- Input for this task
# # #
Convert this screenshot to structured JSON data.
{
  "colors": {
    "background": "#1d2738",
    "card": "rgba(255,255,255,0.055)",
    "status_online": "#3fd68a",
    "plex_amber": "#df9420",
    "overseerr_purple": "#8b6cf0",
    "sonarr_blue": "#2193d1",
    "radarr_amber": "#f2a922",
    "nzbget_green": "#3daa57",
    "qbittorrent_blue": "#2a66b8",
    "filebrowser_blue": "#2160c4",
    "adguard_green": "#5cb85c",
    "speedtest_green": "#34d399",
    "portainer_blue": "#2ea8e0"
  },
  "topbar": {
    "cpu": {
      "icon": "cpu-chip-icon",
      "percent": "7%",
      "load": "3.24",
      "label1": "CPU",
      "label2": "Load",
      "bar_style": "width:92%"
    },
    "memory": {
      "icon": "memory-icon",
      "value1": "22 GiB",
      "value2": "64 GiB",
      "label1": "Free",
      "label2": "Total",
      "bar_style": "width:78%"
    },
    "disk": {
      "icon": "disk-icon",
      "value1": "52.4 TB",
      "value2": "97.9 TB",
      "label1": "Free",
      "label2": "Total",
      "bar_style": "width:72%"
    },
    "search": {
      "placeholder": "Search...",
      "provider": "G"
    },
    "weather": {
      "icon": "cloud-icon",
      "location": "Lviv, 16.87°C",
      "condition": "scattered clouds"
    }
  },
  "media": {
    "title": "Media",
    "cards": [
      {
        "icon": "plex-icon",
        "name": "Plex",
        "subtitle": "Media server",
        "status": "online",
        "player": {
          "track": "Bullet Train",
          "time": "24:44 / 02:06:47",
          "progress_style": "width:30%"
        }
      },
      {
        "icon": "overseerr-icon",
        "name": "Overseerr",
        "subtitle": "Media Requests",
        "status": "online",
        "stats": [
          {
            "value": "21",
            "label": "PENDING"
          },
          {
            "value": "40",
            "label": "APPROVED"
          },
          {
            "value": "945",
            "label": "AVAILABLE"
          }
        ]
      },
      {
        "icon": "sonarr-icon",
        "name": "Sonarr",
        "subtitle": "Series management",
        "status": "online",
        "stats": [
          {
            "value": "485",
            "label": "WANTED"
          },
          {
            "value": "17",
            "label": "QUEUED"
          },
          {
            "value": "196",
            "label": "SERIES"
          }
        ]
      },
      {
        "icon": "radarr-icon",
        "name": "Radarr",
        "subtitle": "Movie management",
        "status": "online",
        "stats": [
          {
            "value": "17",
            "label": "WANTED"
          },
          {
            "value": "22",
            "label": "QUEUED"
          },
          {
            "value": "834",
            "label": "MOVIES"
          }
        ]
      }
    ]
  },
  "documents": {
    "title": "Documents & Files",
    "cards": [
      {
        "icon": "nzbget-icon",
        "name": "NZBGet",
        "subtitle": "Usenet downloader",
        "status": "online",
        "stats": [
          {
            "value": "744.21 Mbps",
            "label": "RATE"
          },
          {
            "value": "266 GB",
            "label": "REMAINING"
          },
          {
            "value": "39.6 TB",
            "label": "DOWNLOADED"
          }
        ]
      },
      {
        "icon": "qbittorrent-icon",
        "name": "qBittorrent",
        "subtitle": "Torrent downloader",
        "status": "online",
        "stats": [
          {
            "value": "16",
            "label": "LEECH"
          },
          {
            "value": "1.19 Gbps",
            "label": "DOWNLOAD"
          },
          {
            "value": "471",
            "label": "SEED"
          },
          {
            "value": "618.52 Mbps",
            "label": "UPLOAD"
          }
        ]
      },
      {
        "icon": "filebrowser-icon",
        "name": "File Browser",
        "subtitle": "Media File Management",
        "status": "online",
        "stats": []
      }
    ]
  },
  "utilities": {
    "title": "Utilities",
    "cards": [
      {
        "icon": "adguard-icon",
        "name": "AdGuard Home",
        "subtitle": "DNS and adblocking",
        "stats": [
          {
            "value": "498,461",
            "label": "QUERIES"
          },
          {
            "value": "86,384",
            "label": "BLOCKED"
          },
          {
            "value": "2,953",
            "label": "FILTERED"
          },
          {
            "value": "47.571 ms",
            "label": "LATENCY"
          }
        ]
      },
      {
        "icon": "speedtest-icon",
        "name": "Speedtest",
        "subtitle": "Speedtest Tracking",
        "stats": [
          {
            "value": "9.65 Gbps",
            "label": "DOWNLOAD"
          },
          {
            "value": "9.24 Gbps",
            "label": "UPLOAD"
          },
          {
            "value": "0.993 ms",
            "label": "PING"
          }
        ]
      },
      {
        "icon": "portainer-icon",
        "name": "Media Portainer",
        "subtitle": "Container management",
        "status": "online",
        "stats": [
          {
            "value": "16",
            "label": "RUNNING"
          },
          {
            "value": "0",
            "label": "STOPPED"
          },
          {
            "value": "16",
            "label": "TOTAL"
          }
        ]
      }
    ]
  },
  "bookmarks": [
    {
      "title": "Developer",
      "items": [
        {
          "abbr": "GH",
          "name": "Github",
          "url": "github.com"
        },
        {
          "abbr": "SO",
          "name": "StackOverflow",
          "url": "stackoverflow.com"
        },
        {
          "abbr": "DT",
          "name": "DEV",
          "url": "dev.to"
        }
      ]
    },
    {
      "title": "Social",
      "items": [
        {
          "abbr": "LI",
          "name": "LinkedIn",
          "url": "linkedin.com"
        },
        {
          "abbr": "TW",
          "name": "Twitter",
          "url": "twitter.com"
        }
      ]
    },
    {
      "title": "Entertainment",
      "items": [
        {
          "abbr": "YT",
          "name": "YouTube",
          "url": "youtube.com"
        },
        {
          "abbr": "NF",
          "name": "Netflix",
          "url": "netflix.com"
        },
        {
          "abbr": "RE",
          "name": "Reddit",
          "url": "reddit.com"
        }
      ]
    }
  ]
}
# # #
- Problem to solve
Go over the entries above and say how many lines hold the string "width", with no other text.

- Response to this task
4